------ GIVEN ENTRIES

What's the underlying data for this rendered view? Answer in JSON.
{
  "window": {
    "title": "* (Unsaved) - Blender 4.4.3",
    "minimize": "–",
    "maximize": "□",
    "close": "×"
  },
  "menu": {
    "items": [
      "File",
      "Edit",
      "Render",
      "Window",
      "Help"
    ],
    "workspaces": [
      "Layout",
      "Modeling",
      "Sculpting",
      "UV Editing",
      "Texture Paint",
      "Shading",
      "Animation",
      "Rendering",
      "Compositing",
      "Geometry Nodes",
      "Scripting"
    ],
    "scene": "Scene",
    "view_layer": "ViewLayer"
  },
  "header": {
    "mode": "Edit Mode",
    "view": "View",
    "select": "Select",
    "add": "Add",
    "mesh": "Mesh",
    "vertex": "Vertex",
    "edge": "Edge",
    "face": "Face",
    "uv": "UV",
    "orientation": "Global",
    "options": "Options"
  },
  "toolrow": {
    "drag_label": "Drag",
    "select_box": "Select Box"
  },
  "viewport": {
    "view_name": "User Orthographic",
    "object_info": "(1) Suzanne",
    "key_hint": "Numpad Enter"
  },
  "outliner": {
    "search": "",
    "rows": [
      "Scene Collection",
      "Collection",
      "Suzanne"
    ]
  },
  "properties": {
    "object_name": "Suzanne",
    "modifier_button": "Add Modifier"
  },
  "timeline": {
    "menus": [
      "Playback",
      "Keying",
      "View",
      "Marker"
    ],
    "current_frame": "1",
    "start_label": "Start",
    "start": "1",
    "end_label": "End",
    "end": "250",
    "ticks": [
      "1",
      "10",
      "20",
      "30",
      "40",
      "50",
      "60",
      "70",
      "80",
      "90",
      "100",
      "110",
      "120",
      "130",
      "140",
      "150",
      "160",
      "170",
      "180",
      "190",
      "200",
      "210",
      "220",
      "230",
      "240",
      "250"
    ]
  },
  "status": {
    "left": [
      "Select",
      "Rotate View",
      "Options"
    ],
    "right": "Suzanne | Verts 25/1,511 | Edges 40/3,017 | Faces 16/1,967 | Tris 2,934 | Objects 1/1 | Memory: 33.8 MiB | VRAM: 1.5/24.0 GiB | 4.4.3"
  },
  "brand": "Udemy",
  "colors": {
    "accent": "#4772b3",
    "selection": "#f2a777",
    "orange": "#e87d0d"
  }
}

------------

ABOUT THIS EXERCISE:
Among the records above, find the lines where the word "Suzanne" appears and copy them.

RESPONSE TO THIS TASK:
    "object_info": "(1) Suzanne",
      "Suzanne"
    "object_name": "Suzanne",
    "right": "Suzanne | Verts 25/1,511 | Edges 40/3,017 | Faces 16/1,967 | Tris 2,934 | Objects 1/1 | Memory: 33.8 MiB | VRAM: 1.5/24.0 GiB | 4.4.3"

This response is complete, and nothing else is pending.